The False Decline

The new anime season’s gotten off to an excellent start. From Basquash!, a rare international collaboration basketball-robot-themed anime created by Kawamori Shouji (Macross, Aquarion), and Thomas Romain (Oban Star Racers), to celebrations of anime’s history with shows such as Shin Mazinger and Before Green Gables, I’m finding this batch of Japan cartoons to be really fun and varied and imaginitive, just like last season’s. And the season before that, too. And so on.

As always, there are naysayers who will point out how once again the new shows are proof that anime has been on a decline and that it needs to capture the glory days of when anime was good. However, you might notice that the people who talk about anime’s golden days of quality are not all talking about the same period of anime, and begin to realize that anime has never hit some horrible slump no matter how much some would want you to believe.

Budget allotments may rise and fall, the economy may see dark times and periods of prosperity, and old staff may die or retire while new blood replaces them, but I feel like there are constants, such as the desire to succeed and the desire to express an idea, that make it so that there is always something to hope for with anime.

It’s one thing to be saddened that the types of shows you like are no longer being made.
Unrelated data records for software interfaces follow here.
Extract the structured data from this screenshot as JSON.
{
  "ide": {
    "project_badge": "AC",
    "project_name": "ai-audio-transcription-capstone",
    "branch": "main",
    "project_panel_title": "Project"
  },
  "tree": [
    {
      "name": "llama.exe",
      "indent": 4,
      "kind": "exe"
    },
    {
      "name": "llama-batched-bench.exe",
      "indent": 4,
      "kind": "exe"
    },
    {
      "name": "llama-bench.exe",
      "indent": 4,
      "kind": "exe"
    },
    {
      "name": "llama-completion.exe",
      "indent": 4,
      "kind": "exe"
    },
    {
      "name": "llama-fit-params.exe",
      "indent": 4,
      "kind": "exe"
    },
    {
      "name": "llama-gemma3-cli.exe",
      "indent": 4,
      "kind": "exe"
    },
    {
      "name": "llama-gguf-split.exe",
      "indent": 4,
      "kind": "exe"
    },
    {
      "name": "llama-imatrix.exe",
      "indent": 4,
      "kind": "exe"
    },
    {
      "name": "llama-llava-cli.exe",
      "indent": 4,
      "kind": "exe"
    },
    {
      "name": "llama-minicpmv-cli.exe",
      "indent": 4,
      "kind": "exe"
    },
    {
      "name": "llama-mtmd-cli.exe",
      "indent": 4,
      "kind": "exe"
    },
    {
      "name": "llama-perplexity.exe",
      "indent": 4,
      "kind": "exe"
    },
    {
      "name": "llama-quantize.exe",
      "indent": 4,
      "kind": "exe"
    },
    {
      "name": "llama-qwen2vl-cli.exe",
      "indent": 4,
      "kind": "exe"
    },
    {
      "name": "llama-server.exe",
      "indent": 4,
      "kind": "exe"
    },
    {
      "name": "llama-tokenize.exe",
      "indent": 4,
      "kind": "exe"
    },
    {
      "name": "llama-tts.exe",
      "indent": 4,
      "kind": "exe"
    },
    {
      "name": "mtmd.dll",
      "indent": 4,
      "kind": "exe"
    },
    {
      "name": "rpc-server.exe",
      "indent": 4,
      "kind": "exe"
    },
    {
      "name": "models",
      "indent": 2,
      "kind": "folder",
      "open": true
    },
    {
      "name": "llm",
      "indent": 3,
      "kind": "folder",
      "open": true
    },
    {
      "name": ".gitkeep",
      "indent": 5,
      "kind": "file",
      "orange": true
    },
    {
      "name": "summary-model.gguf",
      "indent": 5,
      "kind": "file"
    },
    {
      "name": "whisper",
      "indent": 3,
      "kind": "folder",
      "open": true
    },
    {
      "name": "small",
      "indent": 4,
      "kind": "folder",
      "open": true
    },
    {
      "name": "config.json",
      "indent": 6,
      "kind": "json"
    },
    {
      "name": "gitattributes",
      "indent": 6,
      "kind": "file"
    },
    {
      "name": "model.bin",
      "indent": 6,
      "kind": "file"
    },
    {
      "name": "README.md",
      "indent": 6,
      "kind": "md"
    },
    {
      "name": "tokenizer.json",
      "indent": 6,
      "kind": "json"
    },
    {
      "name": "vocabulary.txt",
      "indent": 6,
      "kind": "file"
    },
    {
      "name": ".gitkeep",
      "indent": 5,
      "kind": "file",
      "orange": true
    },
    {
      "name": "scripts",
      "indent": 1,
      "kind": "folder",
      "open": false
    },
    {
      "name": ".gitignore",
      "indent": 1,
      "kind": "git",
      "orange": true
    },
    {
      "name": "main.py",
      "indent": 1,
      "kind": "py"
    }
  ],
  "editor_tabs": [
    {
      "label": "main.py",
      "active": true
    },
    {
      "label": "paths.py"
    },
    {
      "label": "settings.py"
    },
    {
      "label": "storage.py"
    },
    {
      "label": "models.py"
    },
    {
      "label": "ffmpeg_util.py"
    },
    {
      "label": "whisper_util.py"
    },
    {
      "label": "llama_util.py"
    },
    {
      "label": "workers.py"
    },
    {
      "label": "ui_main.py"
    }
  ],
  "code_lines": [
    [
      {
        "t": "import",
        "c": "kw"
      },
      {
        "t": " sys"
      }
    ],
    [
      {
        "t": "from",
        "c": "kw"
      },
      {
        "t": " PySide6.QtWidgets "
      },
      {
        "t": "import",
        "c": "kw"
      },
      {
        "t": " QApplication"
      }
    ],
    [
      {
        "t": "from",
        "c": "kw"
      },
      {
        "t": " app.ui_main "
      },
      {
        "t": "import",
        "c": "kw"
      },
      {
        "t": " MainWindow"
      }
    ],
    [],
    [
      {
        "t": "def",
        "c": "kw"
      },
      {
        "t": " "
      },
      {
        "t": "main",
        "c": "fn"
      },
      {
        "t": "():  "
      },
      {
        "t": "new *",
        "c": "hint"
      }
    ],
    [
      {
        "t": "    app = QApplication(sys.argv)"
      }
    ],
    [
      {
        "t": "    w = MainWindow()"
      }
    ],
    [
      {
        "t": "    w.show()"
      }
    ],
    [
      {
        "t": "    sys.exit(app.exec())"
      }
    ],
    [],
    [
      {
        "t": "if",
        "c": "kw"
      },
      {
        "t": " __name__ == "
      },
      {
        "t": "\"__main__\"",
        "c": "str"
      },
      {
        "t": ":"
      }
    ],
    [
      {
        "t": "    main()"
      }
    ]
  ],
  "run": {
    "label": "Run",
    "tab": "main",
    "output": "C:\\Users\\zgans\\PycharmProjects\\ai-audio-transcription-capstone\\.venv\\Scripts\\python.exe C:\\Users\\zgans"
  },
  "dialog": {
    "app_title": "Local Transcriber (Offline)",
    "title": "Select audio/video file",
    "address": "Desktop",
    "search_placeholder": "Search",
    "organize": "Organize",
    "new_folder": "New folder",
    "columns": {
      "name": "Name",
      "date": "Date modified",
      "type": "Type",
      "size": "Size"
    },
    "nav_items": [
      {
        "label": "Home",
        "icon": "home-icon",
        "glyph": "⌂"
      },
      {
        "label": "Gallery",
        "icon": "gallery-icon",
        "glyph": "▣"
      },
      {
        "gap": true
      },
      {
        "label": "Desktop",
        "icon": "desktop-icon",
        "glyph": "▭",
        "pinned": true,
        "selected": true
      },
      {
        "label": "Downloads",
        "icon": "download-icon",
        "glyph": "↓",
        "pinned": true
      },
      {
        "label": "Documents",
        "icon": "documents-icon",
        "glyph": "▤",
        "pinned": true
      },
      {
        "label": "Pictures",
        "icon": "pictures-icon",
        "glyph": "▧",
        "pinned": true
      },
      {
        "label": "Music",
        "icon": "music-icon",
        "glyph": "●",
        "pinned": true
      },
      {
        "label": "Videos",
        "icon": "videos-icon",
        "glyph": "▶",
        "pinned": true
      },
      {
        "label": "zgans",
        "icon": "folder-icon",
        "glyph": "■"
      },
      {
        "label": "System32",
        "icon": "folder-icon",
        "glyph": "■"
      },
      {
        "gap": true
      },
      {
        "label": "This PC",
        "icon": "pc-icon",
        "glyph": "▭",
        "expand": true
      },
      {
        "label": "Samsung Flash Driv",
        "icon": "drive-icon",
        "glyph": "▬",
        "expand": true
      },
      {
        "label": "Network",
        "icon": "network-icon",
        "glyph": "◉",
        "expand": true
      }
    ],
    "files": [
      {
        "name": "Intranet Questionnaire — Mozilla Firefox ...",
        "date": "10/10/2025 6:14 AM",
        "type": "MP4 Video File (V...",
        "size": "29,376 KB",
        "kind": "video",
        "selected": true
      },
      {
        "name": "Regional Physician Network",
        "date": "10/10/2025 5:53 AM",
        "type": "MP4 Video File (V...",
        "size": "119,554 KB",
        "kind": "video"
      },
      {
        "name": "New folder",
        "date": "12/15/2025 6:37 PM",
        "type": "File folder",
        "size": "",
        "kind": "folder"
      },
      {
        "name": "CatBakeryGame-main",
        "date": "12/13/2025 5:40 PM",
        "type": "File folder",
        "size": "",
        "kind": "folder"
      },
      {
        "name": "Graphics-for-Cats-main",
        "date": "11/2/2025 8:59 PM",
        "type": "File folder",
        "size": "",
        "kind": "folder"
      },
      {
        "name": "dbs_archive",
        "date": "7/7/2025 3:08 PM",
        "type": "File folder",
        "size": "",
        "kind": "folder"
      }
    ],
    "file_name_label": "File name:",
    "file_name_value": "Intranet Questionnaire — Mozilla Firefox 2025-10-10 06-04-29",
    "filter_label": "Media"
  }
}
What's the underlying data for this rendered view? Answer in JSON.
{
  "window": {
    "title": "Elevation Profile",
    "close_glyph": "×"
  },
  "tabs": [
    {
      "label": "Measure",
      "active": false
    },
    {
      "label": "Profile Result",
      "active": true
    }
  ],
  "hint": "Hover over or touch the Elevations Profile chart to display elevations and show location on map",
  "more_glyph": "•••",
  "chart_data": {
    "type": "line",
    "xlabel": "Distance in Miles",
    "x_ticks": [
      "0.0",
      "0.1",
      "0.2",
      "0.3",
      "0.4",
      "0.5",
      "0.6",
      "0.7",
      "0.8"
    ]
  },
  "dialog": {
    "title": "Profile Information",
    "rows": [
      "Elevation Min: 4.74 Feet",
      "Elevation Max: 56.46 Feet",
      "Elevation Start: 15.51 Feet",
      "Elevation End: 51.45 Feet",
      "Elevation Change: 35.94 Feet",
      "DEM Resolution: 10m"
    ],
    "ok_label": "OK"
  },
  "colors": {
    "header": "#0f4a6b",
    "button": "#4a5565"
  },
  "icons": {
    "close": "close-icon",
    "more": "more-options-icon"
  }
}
I for one sometimes wish that we would get more bad 80s OVAs and good 70s-style ultra-melodramatic shoujo, but I understand that this is just a preference, and I can appreciate every new anime that comes out and know that as a collective whole the anime industry does not want to fail. Yes, there are shows that are not good at all, and others that cater to niche audiences, but even within those shows and genres that are criticized as being vapid or devoid of content, progress is still being made. It might be the case that the popular shows are overshadowing the better ones, but this doesn’t stop the good shows from being good, and it certainly doesn’t mean popular show can’t be good either.

Criticism is necessary, as is discourse, as is the ability to express one’s opinions on shows and how the industry is doing. However, anime does not need doom and gloom, nor does it ever actually invite such a mindset when you look at it as a whole.

I Do Not Envy the Staff of Before Green Gables

Before Green Gables, known also by its Japanese title Konnichiwa Anne, is a prequel to celebrate the 30th anniversary of the original Anne of Green Gables (Akage no Anne) anime. It’s even being done by the same production company that did the original. Obviously with the show a month or two away by this point I have no way to actually judge it, but what I can say is that its predecessor is a tough act to live up to.

If you look at the staff for the original Anne of Green Gables anime, you’ll perhaps see some familiar names, and none more familiar than “Miyazaki Hayao” and “Takahata Isao.” That’s right, this anime was made by the team that would go on to form Studio Ghibli. Sure it was back when they were younger and less experienced, but I really do not envy the current staff.

Perhaps they can benefit from the fact that it’s a 30th anniversary and many people today would be too young to remember the original. In any case, I feel like no matter how the show ends up I want to do my best to not constantly compare the two works. You know, despite this entire post being all about the comparison.